■ TASK ITEM
Where in the data below does the word "Gear" appear? Copy each line that holds it.

■ INPUT FOR THIS TASK
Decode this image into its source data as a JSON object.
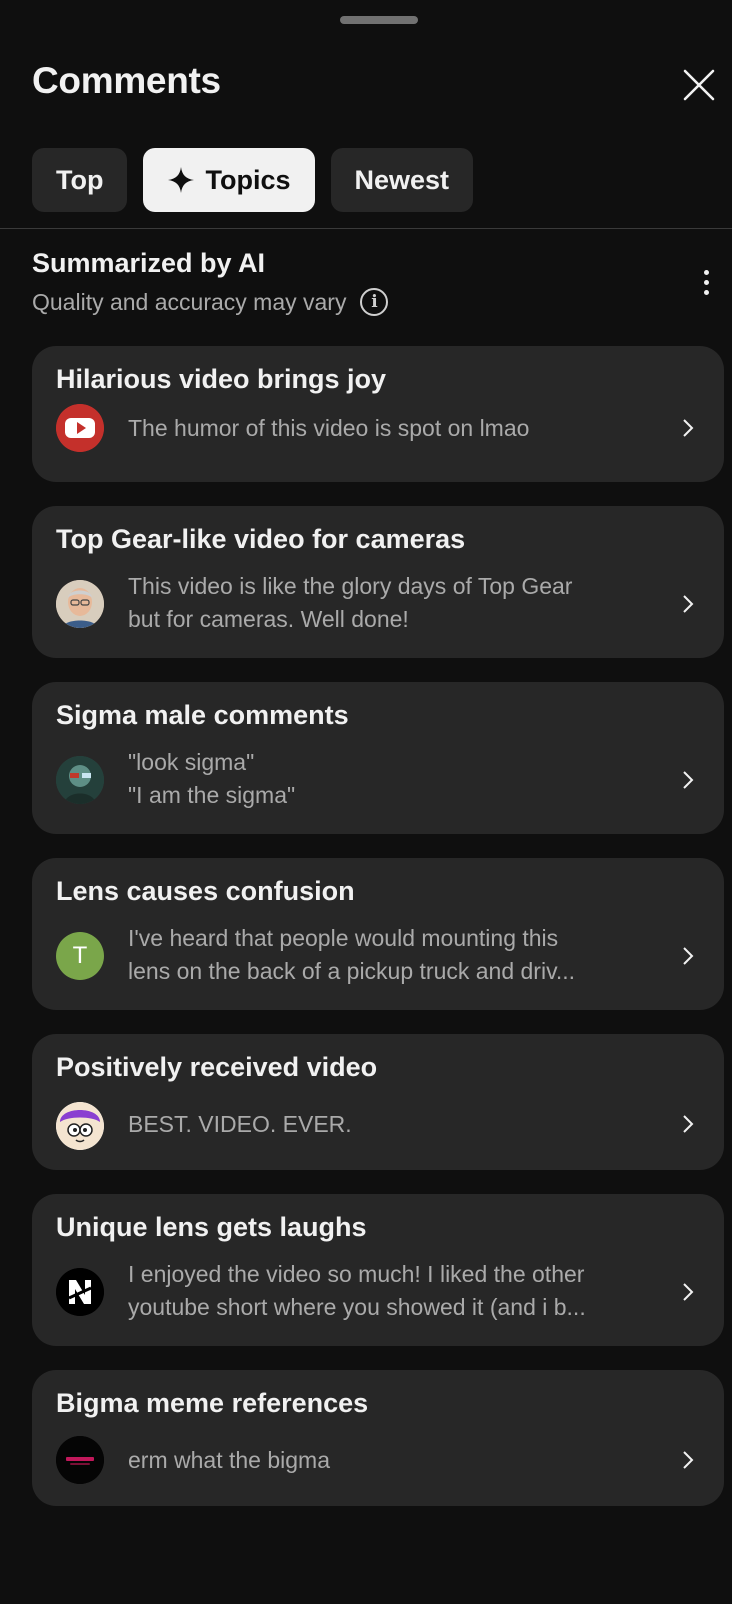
{
  "header": {
    "title": "Comments",
    "close_icon": "close-icon"
  },
  "tabs": [
    {
      "label": "Top",
      "active": false
    },
    {
      "label": "Topics",
      "active": true,
      "icon": "sparkle-icon"
    },
    {
      "label": "Newest",
      "active": false
    }
  ],
  "summary": {
    "title": "Summarized by AI",
    "subtitle": "Quality and accuracy may vary",
    "info_icon": "info-icon",
    "more_icon": "more-vert-icon"
  },
  "topics": [
    {
      "title": "Hilarious video brings joy",
      "avatar": "youtube-logo-avatar",
      "lines": [
        "The humor of this video is spot on lmao"
      ]
    },
    {
      "title": "Top Gear-like video for cameras",
      "avatar": "man-photo-avatar",
      "lines": [
        "This video is like the glory days of Top Gear",
        "but for cameras.  Well done!"
      ]
    },
    {
      "title": "Sigma male comments",
      "avatar": "teal-photo-avatar",
      "lines": [
        "\"look sigma\"",
        "\"I am the sigma\""
      ]
    },
    {
      "title": "Lens causes confusion",
      "avatar": "letter-avatar",
      "avatar_letter": "T",
      "lines": [
        "I've heard that people would mounting this",
        "lens on the back of a pickup truck and driv..."
      ]
    },
    {
      "title": "Positively received video",
      "avatar": "cartoon-face-avatar",
      "lines": [
        "BEST. VIDEO. EVER."
      ]
    },
    {
      "title": "Unique lens gets laughs",
      "avatar": "n-logo-avatar",
      "lines": [
        "I enjoyed the video so much! I liked the other",
        "youtube short where you showed it (and i b..."
      ]
    },
    {
      "title": "Bigma meme references",
      "avatar": "dark-logo-avatar",
      "lines": [
        "erm what the bigma"
      ]
    }
  ],
  "colors": {
    "background": "#0f0f0f",
    "card": "#272727",
    "primary_text": "#f1f1f1",
    "secondary_text": "#aaaaaa",
    "active_chip": "#f1f1f1",
    "letter_avatar": "#7aa64a",
    "youtube_red": "#c4302b"
  }
}
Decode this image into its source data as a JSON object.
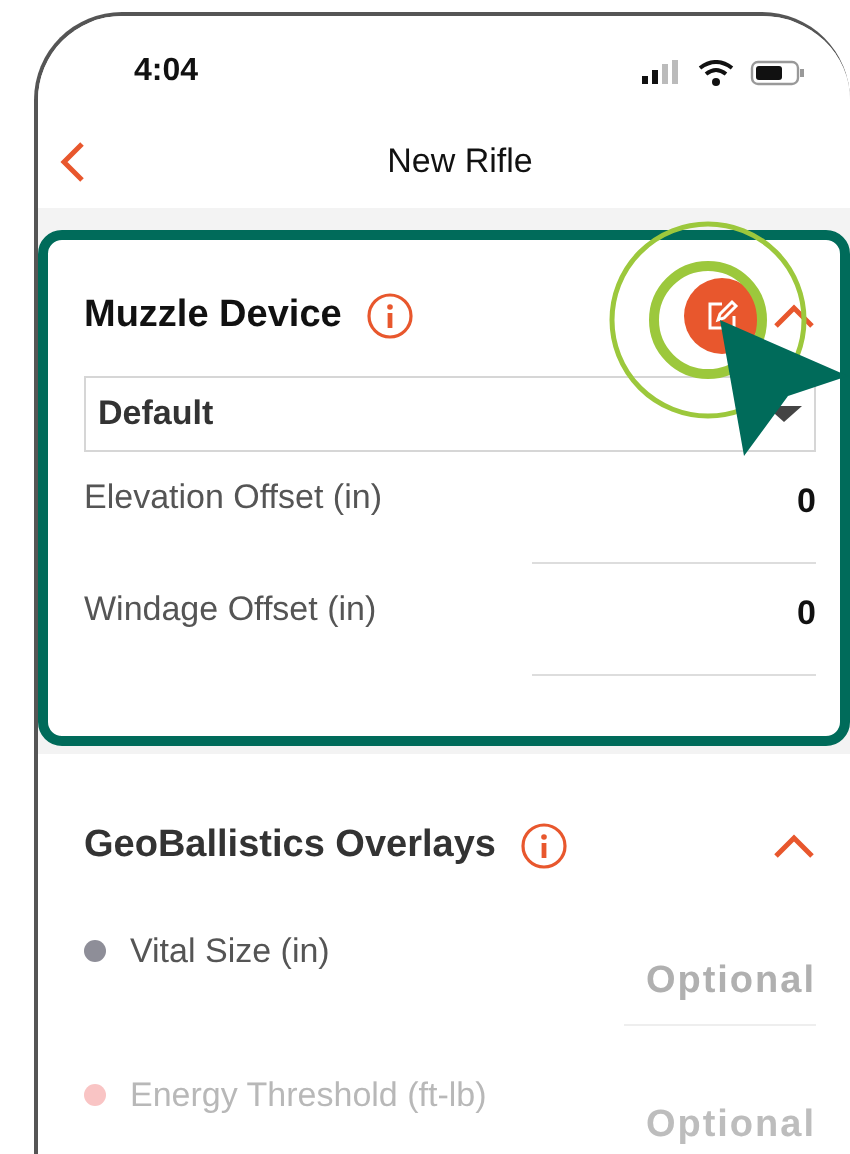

■ SOLUTION FOR THIS PROBLEM
      "title": "Top Gear-like video for cameras",
        "This video is like the glory days of Top Gear",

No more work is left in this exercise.